She needed to act but found her body frozen. Standing, not moving, not even breathing, a void of motion that seemed to transcend time. The moment held a religious kind of quiet. In her mind, she saw the reverend in their little Baptist church reading from the Bible, and in this moment, this darkness, she could hear the man's voice speaking with conviction, his gaze sweeping through the tiny congregation.
Be still, and know I am God
Hannah blinked, breaking the spell, not wanting God to be a part of this moment. God hadn't been there for her before, so He wasn't allowed to be here now. Her hand began to shake as she stared down at her father and flicked the lighter. Once. Twice. On the third attempt, the flint sparked the gas, and the flame rose above her thumb. A drop of sweat beaded on her forehead and ran down her face, tickling the tip of her nose. She heard herself gasp in the silence of the tiny, broken house.
Billy's eyes shot open. They were wide at first, then narrowed as his gaze drilled into her. He smiled in the dark of the room, his teeth radiating against his unshaven face.
. He sniffed the air and then spied the gasoline can on the floor near her feet.
“Good for you, Hannie,” he said. “Maybe you just did learn a thing or two from me.”
An invisible python wrapped itself around Hannah's chest and squeezed.
Billy coughed and cleared his throat. His voice was a soft growl. “You realize, even on fire, I'm gonna come over there and break every bone in that beautiful, soft face of yours. You know that, right? With my last ounce of life I will make you suffer, baby. But you do what you gotta do, Hannie. I always thought you were soft, but maybe I was wrong. This is
. So do it, little girl.” He straightened in the chair.
The words repeated in her head. A mantra.
Do it, Hannah. Do it. Do it
Billy rose from his chair as Hannah kept her arm held out in front of her. Billy's face danced behind the flickering flame. His bright-blue wolf's eyes gleamed with excitement. The smell of blood, of a meal soon to be had.
She had stopped breathing. She could not move. The stillness of moments before was back and it consumed her. All she could do was look at him.
Billy came toward her.
Hannah and her husband hadn't had sex in six weeks. Six weeks and three days, the longest span of abstinence in their entire relationship. Hannah knew, because she kept a calendar. Since the first time they had made love she made a little mark with a pen in her Day-Timer, black hashes adding up over the year, whiskers of sexual memories.
The past two years had been filled with ever-increasing gaps. Dallin was thirty-three and Hannah thirty-four. There was no good reason for gaps at that age, she thought.
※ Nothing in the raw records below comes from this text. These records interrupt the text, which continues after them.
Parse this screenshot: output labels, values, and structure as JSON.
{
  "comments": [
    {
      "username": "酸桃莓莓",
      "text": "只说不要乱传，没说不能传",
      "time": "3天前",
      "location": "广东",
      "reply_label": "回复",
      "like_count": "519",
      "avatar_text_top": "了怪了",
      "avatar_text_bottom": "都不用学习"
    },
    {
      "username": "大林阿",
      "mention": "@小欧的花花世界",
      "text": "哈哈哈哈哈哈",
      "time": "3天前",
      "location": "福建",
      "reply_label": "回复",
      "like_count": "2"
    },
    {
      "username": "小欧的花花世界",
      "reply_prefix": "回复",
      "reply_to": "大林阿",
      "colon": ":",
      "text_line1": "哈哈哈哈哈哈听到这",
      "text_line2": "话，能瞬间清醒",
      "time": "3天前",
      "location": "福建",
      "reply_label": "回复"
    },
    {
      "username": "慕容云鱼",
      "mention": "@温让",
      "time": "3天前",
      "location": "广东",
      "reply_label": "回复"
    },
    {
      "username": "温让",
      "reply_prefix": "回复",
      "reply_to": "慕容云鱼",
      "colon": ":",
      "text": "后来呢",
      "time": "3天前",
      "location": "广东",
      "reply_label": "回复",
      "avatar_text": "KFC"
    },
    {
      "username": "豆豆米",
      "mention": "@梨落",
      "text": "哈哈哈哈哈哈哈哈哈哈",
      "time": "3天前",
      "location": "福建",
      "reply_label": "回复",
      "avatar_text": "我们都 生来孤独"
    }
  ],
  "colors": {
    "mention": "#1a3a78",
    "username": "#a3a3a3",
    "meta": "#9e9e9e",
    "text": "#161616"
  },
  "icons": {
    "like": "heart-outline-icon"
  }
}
He was working late. Or he was tired. Or the most common reason of all: he was stressed. That one, in particular, made no sense to her. What better cure for stress than sex? But she didn't understand, he would say.
It's not like that. Do you know how much pressure I'm under? I can't just perform on command